Reid, S., Ruth, S., & Sharples, K. (2019, November 29). Collabzone app [Blog post]. Retrieved from https://malat-webspace.royalroads.ca/rru0109/collabzone-app/

Mattelmäki, T., Vaajakallio, K., & Koskinen, I. (2014). What happened to the empathic design? Design Issues30(1), 67-77. doi:10.1162/DESI_a_00249

Prensky, M. (2001). Digital natives, digital immigrants: Part 1. On the Horizon9(5), 1-6. Retrieved from https://doi.org/10.1108/10748120110424816

Rose, T. (2013, June 19). The myth of average: Todd Rose at TEDxSonomaCounty [Video file]. Retrieved from https://www.youtube.com/watch?v=4eBmyttcfU4&feature=youtu.be

Stanford University Institute of Design (Producer). (2016). A virtual crash course in design thinking [MOOC]. Retrieved from https://dschool.stanford.edu/resources/a-virtual-crash-course-in-design-thinking

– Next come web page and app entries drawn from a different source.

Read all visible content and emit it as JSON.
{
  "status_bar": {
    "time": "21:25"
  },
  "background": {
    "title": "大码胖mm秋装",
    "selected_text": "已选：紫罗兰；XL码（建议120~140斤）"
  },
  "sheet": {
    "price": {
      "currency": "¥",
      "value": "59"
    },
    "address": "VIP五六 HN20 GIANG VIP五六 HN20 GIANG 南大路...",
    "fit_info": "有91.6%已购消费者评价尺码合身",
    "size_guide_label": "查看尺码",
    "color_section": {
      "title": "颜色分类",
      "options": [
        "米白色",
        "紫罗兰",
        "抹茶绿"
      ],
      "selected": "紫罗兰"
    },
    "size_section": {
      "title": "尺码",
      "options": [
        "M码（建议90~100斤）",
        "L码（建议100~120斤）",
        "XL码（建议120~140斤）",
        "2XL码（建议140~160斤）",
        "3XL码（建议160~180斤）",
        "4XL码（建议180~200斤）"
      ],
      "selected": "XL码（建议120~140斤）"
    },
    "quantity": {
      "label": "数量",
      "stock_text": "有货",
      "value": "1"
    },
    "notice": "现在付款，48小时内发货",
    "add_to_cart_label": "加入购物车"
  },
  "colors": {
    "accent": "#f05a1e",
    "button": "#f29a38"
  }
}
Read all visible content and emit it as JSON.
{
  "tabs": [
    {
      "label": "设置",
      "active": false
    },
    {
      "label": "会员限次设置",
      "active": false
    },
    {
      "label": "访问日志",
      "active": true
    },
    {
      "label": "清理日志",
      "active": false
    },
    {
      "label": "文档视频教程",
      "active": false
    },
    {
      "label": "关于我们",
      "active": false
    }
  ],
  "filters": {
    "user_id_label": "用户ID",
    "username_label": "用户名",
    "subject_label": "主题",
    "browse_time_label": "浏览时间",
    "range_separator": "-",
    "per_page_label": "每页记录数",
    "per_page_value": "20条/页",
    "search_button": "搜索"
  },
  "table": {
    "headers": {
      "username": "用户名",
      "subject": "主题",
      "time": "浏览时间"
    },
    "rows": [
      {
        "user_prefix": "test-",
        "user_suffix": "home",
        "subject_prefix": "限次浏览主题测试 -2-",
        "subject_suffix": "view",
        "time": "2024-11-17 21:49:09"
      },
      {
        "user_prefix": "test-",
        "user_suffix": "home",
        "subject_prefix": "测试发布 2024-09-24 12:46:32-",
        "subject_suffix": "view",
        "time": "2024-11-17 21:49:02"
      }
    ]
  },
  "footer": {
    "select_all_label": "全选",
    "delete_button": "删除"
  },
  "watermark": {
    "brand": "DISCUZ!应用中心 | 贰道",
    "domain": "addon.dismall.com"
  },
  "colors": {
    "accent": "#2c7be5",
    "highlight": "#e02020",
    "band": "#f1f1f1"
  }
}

Warf, B. (2019). Teaching digital divides. Journal of Geography, 118(2), 77-87.   doi:10.1080/00221341.2018.1518990

Westwood, P. (2015). Commonsense Methods for Children with Special Educational Needs. Retrieved from https://ebookcentral-proquest-com.ezproxy.royalroads.ca/lib/royalroads- ebooks/detail.action?docID=200201.

White, D., Cornu, A. (2011). Visitors and residents: A new typology for online engagement. First Monday: Peer-Reviewed Journal on the Internet. Retrieved from         https://doi.org/10.5210/fm.v16i9.3171